• **Your objective**: Repeat these records exactly, pictures excluded.

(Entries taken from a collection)
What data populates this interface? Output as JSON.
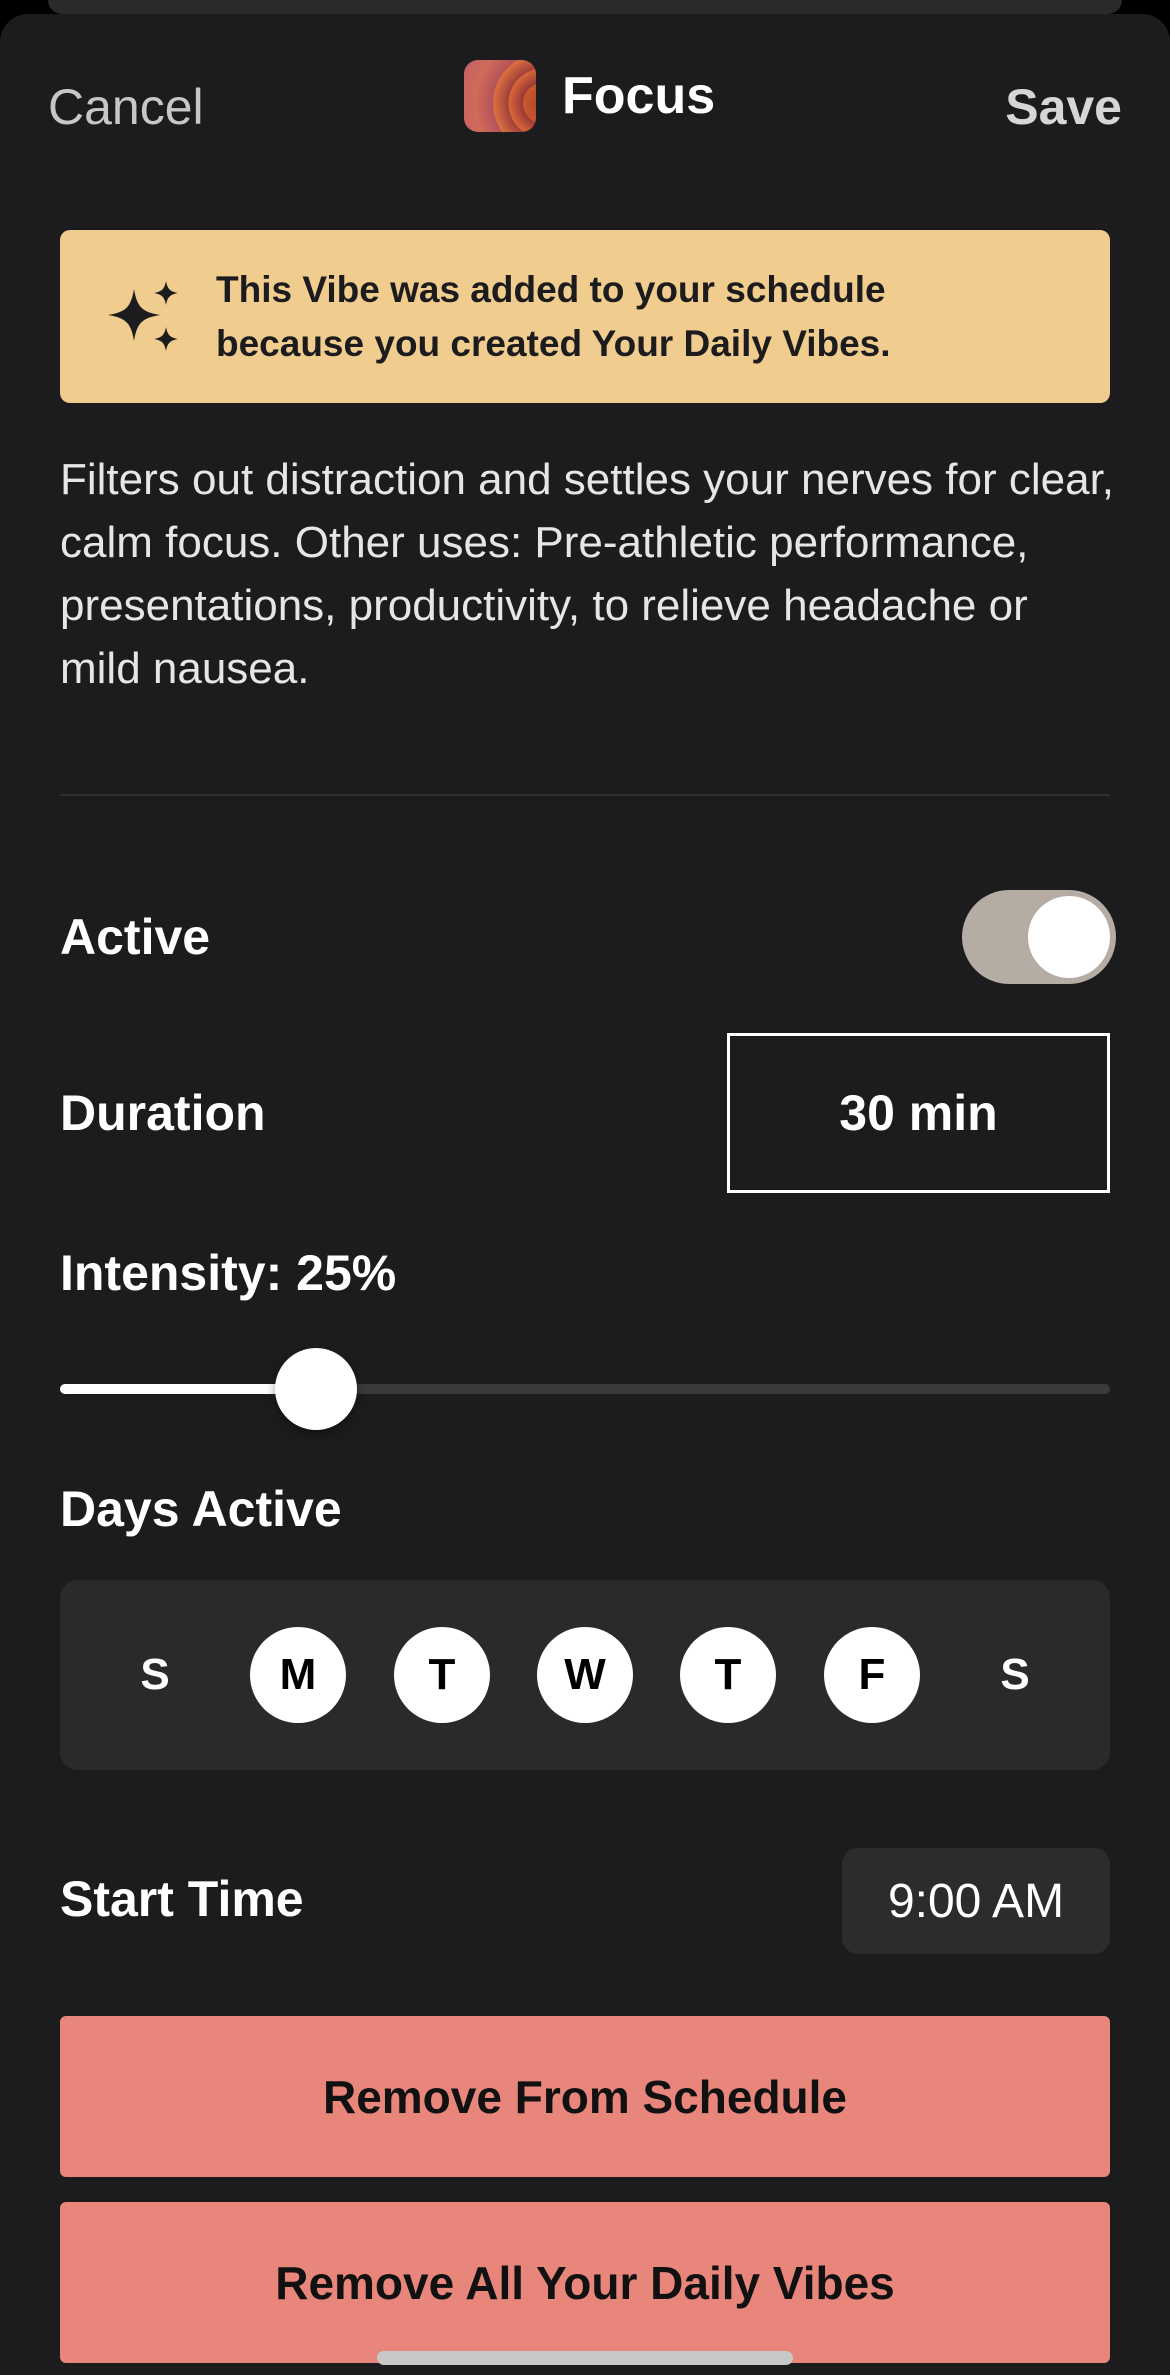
{
  "nav": {
    "cancel_label": "Cancel",
    "title": "Focus",
    "save_label": "Save"
  },
  "banner": {
    "text": "This Vibe was added to your schedule because you created Your Daily Vibes.",
    "icon": "sparkles-icon",
    "color": "#f0cc8e"
  },
  "description": "Filters out distraction and settles your nerves for clear, calm focus. Other uses: Pre-athletic performance, presentations, productivity, to relieve headache or mild nausea.",
  "active": {
    "label": "Active",
    "value": true
  },
  "duration": {
    "label": "Duration",
    "value": "30 min"
  },
  "intensity": {
    "label": "Intensity: 25%",
    "value": 25,
    "max": 100
  },
  "days": {
    "label": "Days Active",
    "items": [
      {
        "letter": "S",
        "active": false
      },
      {
        "letter": "M",
        "active": true
      },
      {
        "letter": "T",
        "active": true
      },
      {
        "letter": "W",
        "active": true
      },
      {
        "letter": "T",
        "active": true
      },
      {
        "letter": "F",
        "active": true
      },
      {
        "letter": "S",
        "active": false
      }
    ]
  },
  "start_time": {
    "label": "Start Time",
    "value": "9:00 AM"
  },
  "actions": {
    "remove_schedule_label": "Remove From Schedule",
    "remove_all_label": "Remove All Your Daily Vibes",
    "color": "#e8867c"
  }
}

• **Exercise answer**:
What data populates this interface? Output as JSON.
{
  "nav": {
    "cancel_label": "Cancel",
    "title": "Focus",
    "save_label": "Save"
  },
  "banner": {
    "text": "This Vibe was added to your schedule because you created Your Daily Vibes.",
    "icon": "sparkles-icon",
    "color": "#f0cc8e"
  },
  "description": "Filters out distraction and settles your nerves for clear, calm focus. Other uses: Pre-athletic performance, presentations, productivity, to relieve headache or mild nausea.",
  "active": {
    "label": "Active",
    "value": true
  },
  "duration": {
    "label": "Duration",
    "value": "30 min"
  },
  "intensity": {
    "label": "Intensity: 25%",
    "value": 25,
    "max": 100
  },
  "days": {
    "label": "Days Active",
    "items": [
      {
        "letter": "S",
        "active": false
      },
      {
        "letter": "M",
        "active": true
      },
      {
        "letter": "T",
        "active": true
      },
      {
        "letter": "W",
        "active": true
      },
      {
        "letter": "T",
        "active": true
      },
      {
        "letter": "F",
        "active": true
      },
      {
        "letter": "S",
        "active": false
      }
    ]
  },
  "start_time": {
    "label": "Start Time",
    "value": "9:00 AM"
  },
  "actions": {
    "remove_schedule_label": "Remove From Schedule",
    "remove_all_label": "Remove All Your Daily Vibes",
    "color": "#e8867c"
  }
}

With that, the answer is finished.